→ Information given
--------------------------------

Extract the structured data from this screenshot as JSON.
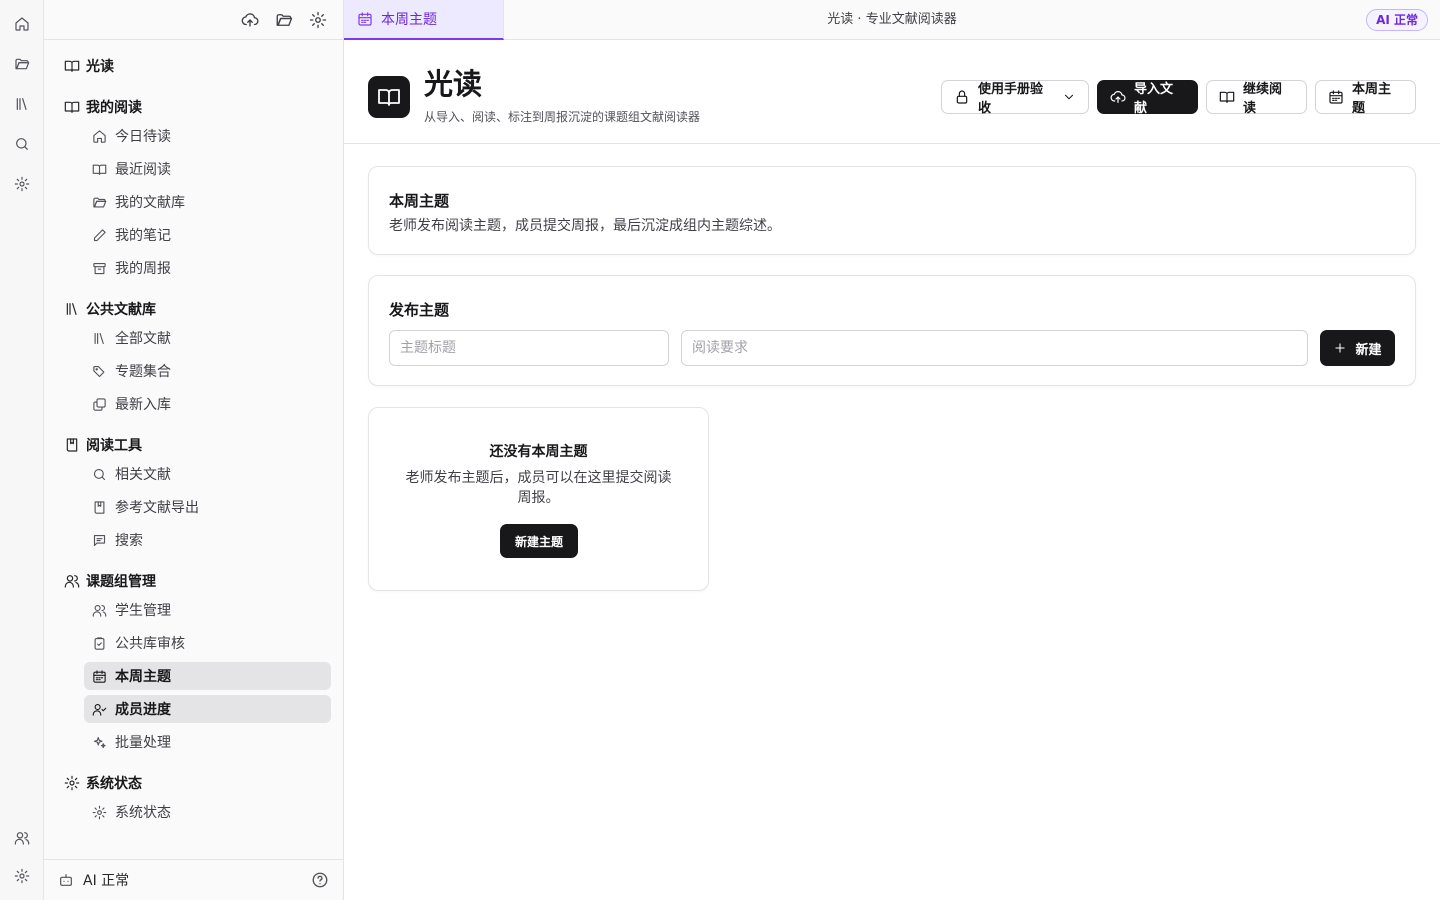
{
  "app": {
    "window_title": "光读 · 专业文献阅读器",
    "ai_badge": "AI 正常"
  },
  "tab": {
    "label": "本周主题",
    "icon": "calendar-icon"
  },
  "sidebar": {
    "brand": "光读",
    "groups": [
      {
        "label": "我的阅读",
        "items": [
          "今日待读",
          "最近阅读",
          "我的文献库",
          "我的笔记",
          "我的周报"
        ]
      },
      {
        "label": "公共文献库",
        "items": [
          "全部文献",
          "专题集合",
          "最新入库"
        ]
      },
      {
        "label": "阅读工具",
        "items": [
          "相关文献",
          "参考文献导出",
          "搜索"
        ]
      },
      {
        "label": "课题组管理",
        "items": [
          "学生管理",
          "公共库审核",
          "本周主题",
          "成员进度",
          "批量处理"
        ]
      },
      {
        "label": "系统状态",
        "items": [
          "系统状态"
        ]
      }
    ],
    "active_items": [
      "本周主题",
      "成员进度"
    ],
    "footer_label": "AI 正常"
  },
  "header": {
    "title": "光读",
    "subtitle": "从导入、阅读、标注到周报沉淀的课题组文献阅读器",
    "buttons": {
      "manual": "使用手册验收",
      "import": "导入文献",
      "continue": "继续阅读",
      "weekly": "本周主题"
    }
  },
  "intro_card": {
    "title": "本周主题",
    "desc": "老师发布阅读主题，成员提交周报，最后沉淀成组内主题综述。"
  },
  "publish_card": {
    "title": "发布主题",
    "title_placeholder": "主题标题",
    "req_placeholder": "阅读要求",
    "new_button": "新建"
  },
  "empty_card": {
    "title": "还没有本周主题",
    "desc": "老师发布主题后，成员可以在这里提交阅读周报。",
    "button": "新建主题"
  },
  "colors": {
    "accent": "#7c3aed",
    "dark": "#18181b",
    "active_bg": "#e4e4e7"
  }
}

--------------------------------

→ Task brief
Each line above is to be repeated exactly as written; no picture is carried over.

→ Output below
Extract the structured data from this screenshot as JSON.
{
  "app": {
    "window_title": "光读 · 专业文献阅读器",
    "ai_badge": "AI 正常"
  },
  "tab": {
    "label": "本周主题",
    "icon": "calendar-icon"
  },
  "sidebar": {
    "brand": "光读",
    "groups": [
      {
        "label": "我的阅读",
        "items": [
          "今日待读",
          "最近阅读",
          "我的文献库",
          "我的笔记",
          "我的周报"
        ]
      },
      {
        "label": "公共文献库",
        "items": [
          "全部文献",
          "专题集合",
          "最新入库"
        ]
      },
      {
        "label": "阅读工具",
        "items": [
          "相关文献",
          "参考文献导出",
          "搜索"
        ]
      },
      {
        "label": "课题组管理",
        "items": [
          "学生管理",
          "公共库审核",
          "本周主题",
          "成员进度",
          "批量处理"
        ]
      },
      {
        "label": "系统状态",
        "items": [
          "系统状态"
        ]
      }
    ],
    "active_items": [
      "本周主题",
      "成员进度"
    ],
    "footer_label": "AI 正常"
  },
  "header": {
    "title": "光读",
    "subtitle": "从导入、阅读、标注到周报沉淀的课题组文献阅读器",
    "buttons": {
      "manual": "使用手册验收",
      "import": "导入文献",
      "continue": "继续阅读",
      "weekly": "本周主题"
    }
  },
  "intro_card": {
    "title": "本周主题",
    "desc": "老师发布阅读主题，成员提交周报，最后沉淀成组内主题综述。"
  },
  "publish_card": {
    "title": "发布主题",
    "title_placeholder": "主题标题",
    "req_placeholder": "阅读要求",
    "new_button": "新建"
  },
  "empty_card": {
    "title": "还没有本周主题",
    "desc": "老师发布主题后，成员可以在这里提交阅读周报。",
    "button": "新建主题"
  },
  "colors": {
    "accent": "#7c3aed",
    "dark": "#18181b",
    "active_bg": "#e4e4e7"
  }
}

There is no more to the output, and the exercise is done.